— Brandon Share-Cohen (@BShareCohen) November 1, 2017
Of course, it is another big step up to the NHL, but his talent and skill don’t vanish. With some more time under his belt playing with men, and more prospects out of the way in Boston, the time is now to bring him back. He can play center and wing, a multi-positional player, a Boston plus. Boston desperately needs a steady wingmate with Krejci and some more scoring threats in their lineup. In the Stanley Cup Finals, the Blues were able to contain the top line, and that was their demise. The league fits his style now more than ever, and with Cassidy behind the bench, the Bruins are more about speed and skill than ever before. The second line of DeBrusk – Krejci – Khokhlachev would round out a very impressive top-six forward group. Adding him to the second power-play unit would also put a real scoring threat there too.

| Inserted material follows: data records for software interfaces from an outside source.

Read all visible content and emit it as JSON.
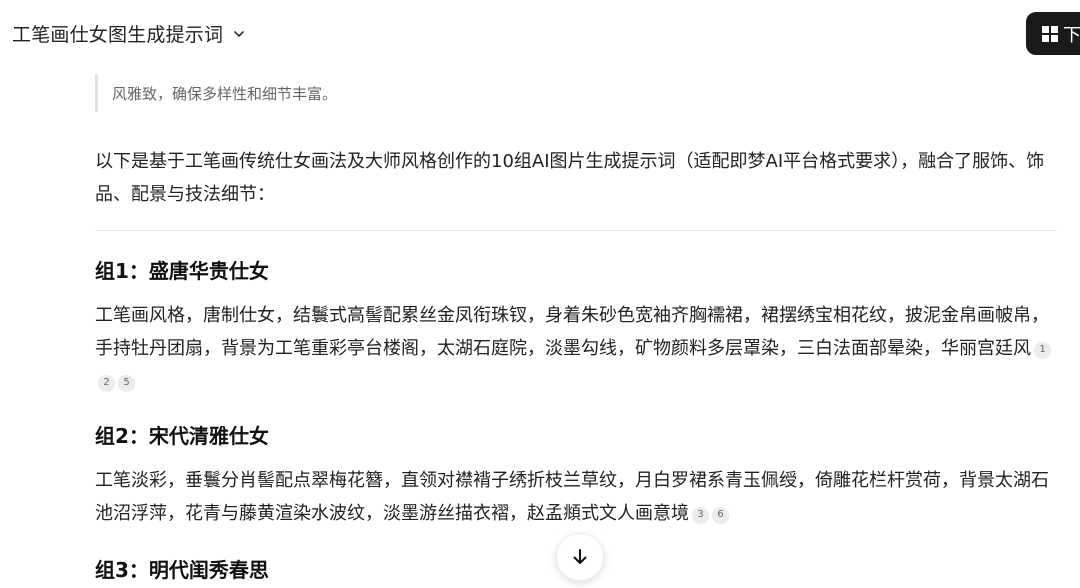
{
  "header": {
    "title": "工笔画仕女图生成提示词",
    "download_label": "下"
  },
  "quote_text": "风雅致，确保多样性和细节丰富。",
  "intro": "以下是基于工笔画传统仕女画法及大师风格创作的10组AI图片生成提示词（适配即梦AI平台格式要求），融合了服饰、饰品、配景与技法细节：",
  "groups": [
    {
      "title": "组1：盛唐华贵仕女",
      "body": "工笔画风格，唐制仕女，结鬟式高髻配累丝金凤衔珠钗，身着朱砂色宽袖齐胸襦裙，裙摆绣宝相花纹，披泥金帛画帔帛，手持牡丹团扇，背景为工笔重彩亭台楼阁，太湖石庭院，淡墨勾线，矿物颜料多层罩染，三白法面部晕染，华丽宫廷风",
      "citations": [
        "1",
        "2",
        "5"
      ]
    },
    {
      "title": "组2：宋代清雅仕女",
      "body": "工笔淡彩，垂鬟分肖髻配点翠梅花簪，直领对襟褙子绣折枝兰草纹，月白罗裙系青玉佩绶，倚雕花栏杆赏荷，背景太湖石池沼浮萍，花青与藤黄渲染水波纹，淡墨游丝描衣褶，赵孟頫式文人画意境",
      "citations": [
        "3",
        "6"
      ]
    },
    {
      "title": "组3：明代闺秀春思"
    }
  ]
}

It has floated around the rumor mill that there is still contact between him and the Bruins, and Cassidy is in that mix, and that’s a huge help. His rights are there until he turns 27, so long as qualifying offers are made to him each year. The Bruins need him back. The revolving door of nothing working on that second line wing spot is over. The time is now. Get him there for a real look and turn him loose. Shout it from your social media mountains folks. It’s time, and I’ll start it… #bringkokoback